As the largest town in the bay with a population of 9,000, San Blas is a charming combination of cultural history and natural wonders. Once a significant naval base for Spanish colonists, it has the ruins of Fuerte de San Basilio, a 16th century fort and church. The historic, Aztec Mexcaltitan Island is just a 20-minute boat ride from La Batanga pier. The beautiful Islas Marias Biosphere Reserve and Isla Isabel National Park are about a 2-to-2.5-hour boat ride from town and worth visiting. A little closer to town is La Tovara National Park, a natural spring and mangrove canals harboring incredible biodiversity. San Blas is also noted for its surfing beaches with some of the longest, tallest waves.
Just about 30 minutes south of San Blas and right next to Playa Los Cocos is the farming and fishing community and relatively new tourist development of Aticama with its 1,300 multicultural residents from Mexico, Canada, and the U.S. Offering beautiful views of the Pacific Ocean and the Sierra Madre Occidental mountains, it is home to Playa Matanchen, the widest, sandiest beach in all of Mexico, and the nearby Arroyo Aticama, a calm, quiet stream that’s nice for swimming.
Slightly northeast of San Blas is the tiny town of Singaita (also Singayta), an eoctourism paradise of about 110 residents. Surrounded by mangroves, wetlands, lagoons, estuaries thriving with wildlife and over 300 bird species, the town is ideal for birding and is home to the International Migratory Bird Festival held every year in January. Offering guided jungle walks, boat rides, horseback riding, an orchid nursery, and Huichol and Cora Indian handicrafts, Singaita is a cultural, natural paradise.
Santa Cruz de Miramar
At the south end of the Bay is the beach town of Santa Cruz de Miramar with nearly 1,500 residents and a beautiful half-mile (.8-kilometer) long beach.

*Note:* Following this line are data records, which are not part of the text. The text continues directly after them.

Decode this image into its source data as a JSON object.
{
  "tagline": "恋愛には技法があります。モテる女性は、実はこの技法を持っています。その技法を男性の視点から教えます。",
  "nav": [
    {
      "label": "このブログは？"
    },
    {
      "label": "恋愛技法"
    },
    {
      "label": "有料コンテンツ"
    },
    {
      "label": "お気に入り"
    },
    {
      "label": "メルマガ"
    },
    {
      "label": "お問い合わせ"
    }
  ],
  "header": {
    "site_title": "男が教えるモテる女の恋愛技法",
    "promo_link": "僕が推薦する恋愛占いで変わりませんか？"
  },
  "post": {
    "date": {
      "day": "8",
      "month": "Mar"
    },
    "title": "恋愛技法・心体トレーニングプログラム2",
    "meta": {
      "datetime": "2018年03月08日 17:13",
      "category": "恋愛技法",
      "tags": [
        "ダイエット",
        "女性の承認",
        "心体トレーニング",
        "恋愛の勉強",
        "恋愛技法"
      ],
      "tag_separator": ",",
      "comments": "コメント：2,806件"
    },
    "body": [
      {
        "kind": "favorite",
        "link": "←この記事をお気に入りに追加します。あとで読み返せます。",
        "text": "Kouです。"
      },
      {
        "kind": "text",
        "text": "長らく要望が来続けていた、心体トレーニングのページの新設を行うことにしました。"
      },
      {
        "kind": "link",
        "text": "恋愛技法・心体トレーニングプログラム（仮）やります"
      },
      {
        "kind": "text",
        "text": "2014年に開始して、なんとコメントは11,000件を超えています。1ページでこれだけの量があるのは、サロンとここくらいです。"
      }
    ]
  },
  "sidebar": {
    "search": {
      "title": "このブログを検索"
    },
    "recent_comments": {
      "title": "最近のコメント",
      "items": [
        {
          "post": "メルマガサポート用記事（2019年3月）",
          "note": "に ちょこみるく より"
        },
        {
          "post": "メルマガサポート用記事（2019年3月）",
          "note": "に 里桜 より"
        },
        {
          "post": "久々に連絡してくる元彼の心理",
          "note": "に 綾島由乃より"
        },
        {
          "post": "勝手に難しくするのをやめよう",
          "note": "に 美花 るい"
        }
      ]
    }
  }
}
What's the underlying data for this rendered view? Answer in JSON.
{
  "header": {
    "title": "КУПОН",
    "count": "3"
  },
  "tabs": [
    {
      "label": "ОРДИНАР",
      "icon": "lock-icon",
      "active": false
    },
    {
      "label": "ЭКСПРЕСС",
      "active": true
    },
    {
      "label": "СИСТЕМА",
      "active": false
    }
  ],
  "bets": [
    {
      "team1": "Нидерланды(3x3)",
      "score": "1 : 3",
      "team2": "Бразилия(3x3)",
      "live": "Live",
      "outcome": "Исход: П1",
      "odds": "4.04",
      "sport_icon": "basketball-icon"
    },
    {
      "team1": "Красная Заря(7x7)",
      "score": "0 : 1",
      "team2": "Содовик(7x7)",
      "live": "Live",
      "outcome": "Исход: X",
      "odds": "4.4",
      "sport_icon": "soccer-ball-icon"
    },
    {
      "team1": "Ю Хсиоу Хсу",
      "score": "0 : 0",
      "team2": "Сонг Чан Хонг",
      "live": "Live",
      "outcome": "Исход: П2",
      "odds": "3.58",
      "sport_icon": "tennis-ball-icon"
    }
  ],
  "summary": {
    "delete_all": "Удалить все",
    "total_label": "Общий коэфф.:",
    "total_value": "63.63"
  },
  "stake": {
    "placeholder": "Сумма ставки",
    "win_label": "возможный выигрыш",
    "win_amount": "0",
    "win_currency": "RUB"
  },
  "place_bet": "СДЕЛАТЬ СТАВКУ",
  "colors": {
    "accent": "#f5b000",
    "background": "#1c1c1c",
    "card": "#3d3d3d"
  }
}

El Salto, a group of four waterfalls of varying heights is only 5 miles (8 kilometers) from town where local tour guides will take you or offer horseback riding tours as an alternative.